EXERCISE DIRECTIONS: Your answer must be an exact copy of the entries below, with every picture removed.

SUPPLIED INFORMATION:
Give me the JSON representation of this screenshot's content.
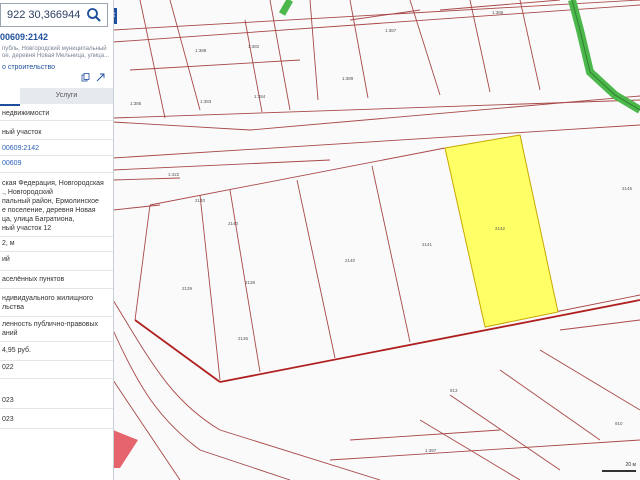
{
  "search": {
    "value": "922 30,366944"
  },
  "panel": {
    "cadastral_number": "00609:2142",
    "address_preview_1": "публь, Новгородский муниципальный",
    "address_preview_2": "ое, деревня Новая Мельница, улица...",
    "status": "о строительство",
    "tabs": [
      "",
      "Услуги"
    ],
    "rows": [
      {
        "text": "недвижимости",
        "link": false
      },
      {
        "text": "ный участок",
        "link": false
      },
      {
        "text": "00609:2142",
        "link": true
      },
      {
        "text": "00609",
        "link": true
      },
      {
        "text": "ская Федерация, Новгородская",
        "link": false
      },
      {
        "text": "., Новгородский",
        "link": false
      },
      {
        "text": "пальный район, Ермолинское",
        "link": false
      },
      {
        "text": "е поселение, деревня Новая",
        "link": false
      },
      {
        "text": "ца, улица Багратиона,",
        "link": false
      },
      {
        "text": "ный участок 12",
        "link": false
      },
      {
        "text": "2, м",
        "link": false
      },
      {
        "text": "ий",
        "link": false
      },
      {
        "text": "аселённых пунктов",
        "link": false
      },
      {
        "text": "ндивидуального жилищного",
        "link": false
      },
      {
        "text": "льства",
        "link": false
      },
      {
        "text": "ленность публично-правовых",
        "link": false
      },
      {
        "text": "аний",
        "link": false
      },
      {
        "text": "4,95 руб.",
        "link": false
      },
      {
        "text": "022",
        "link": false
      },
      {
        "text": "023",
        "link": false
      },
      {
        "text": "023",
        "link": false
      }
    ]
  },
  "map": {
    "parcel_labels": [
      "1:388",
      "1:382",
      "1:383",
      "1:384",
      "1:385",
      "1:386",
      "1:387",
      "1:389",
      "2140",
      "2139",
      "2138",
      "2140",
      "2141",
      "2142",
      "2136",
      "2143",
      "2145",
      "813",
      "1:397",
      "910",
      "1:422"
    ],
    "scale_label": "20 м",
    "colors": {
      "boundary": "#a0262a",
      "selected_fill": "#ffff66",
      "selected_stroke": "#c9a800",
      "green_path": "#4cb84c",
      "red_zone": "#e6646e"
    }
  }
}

TASK ANSWER:
Give me the JSON representation of this screenshot's content.
{
  "search": {
    "value": "922 30,366944"
  },
  "panel": {
    "cadastral_number": "00609:2142",
    "address_preview_1": "публь, Новгородский муниципальный",
    "address_preview_2": "ое, деревня Новая Мельница, улица...",
    "status": "о строительство",
    "tabs": [
      "",
      "Услуги"
    ],
    "rows": [
      {
        "text": "недвижимости",
        "link": false
      },
      {
        "text": "ный участок",
        "link": false
      },
      {
        "text": "00609:2142",
        "link": true
      },
      {
        "text": "00609",
        "link": true
      },
      {
        "text": "ская Федерация, Новгородская",
        "link": false
      },
      {
        "text": "., Новгородский",
        "link": false
      },
      {
        "text": "пальный район, Ермолинское",
        "link": false
      },
      {
        "text": "е поселение, деревня Новая",
        "link": false
      },
      {
        "text": "ца, улица Багратиона,",
        "link": false
      },
      {
        "text": "ный участок 12",
        "link": false
      },
      {
        "text": "2, м",
        "link": false
      },
      {
        "text": "ий",
        "link": false
      },
      {
        "text": "аселённых пунктов",
        "link": false
      },
      {
        "text": "ндивидуального жилищного",
        "link": false
      },
      {
        "text": "льства",
        "link": false
      },
      {
        "text": "ленность публично-правовых",
        "link": false
      },
      {
        "text": "аний",
        "link": false
      },
      {
        "text": "4,95 руб.",
        "link": false
      },
      {
        "text": "022",
        "link": false
      },
      {
        "text": "023",
        "link": false
      },
      {
        "text": "023",
        "link": false
      }
    ]
  },
  "map": {
    "parcel_labels": [
      "1:388",
      "1:382",
      "1:383",
      "1:384",
      "1:385",
      "1:386",
      "1:387",
      "1:389",
      "2140",
      "2139",
      "2138",
      "2140",
      "2141",
      "2142",
      "2136",
      "2143",
      "2145",
      "813",
      "1:397",
      "910",
      "1:422"
    ],
    "scale_label": "20 м",
    "colors": {
      "boundary": "#a0262a",
      "selected_fill": "#ffff66",
      "selected_stroke": "#c9a800",
      "green_path": "#4cb84c",
      "red_zone": "#e6646e"
    }
  }
}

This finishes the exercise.